Page and application data records
━━━━━━━━━━━━━━━━━━━━

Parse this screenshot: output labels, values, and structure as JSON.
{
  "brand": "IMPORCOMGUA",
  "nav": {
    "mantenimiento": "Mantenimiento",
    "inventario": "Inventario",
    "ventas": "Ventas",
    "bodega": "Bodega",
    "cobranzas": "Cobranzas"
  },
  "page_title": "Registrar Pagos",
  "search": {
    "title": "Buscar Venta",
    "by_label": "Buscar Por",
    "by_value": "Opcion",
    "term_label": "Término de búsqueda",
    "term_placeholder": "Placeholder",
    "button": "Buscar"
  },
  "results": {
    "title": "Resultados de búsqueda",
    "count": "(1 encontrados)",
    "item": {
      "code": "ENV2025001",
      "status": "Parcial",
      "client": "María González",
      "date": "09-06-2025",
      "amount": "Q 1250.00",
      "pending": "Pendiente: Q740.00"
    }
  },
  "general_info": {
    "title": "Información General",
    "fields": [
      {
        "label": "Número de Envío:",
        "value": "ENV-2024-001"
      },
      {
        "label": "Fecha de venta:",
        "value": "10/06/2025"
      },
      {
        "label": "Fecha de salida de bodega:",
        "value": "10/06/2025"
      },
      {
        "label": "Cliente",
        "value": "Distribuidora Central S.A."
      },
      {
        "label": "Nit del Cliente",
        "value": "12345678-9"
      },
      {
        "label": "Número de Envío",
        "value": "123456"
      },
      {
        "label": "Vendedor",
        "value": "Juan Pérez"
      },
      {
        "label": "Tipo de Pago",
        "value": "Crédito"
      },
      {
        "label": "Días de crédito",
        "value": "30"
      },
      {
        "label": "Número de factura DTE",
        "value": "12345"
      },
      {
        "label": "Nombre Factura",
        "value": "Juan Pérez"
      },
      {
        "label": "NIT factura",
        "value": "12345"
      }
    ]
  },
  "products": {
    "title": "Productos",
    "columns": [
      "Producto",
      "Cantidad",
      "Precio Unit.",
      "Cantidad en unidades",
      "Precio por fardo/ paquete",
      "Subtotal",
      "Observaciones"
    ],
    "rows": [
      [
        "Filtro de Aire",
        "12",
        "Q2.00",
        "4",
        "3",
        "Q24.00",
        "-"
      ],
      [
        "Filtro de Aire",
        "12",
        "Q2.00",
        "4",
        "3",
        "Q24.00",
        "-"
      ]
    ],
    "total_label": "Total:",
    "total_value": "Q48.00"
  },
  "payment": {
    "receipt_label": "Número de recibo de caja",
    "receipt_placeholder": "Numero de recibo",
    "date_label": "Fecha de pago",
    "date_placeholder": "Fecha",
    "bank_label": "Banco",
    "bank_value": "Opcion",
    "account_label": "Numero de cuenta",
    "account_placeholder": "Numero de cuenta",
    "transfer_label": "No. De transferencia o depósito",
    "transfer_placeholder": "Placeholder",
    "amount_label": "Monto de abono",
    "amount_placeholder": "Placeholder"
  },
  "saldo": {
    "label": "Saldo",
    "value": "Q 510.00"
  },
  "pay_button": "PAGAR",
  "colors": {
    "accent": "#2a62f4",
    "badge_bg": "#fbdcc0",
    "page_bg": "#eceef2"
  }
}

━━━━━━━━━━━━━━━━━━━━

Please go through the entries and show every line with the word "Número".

Finished task:
        "label": "Número de Envío:",
        "label": "Número de Envío",
        "label": "Número de factura DTE",
    "receipt_label": "Número de recibo de caja",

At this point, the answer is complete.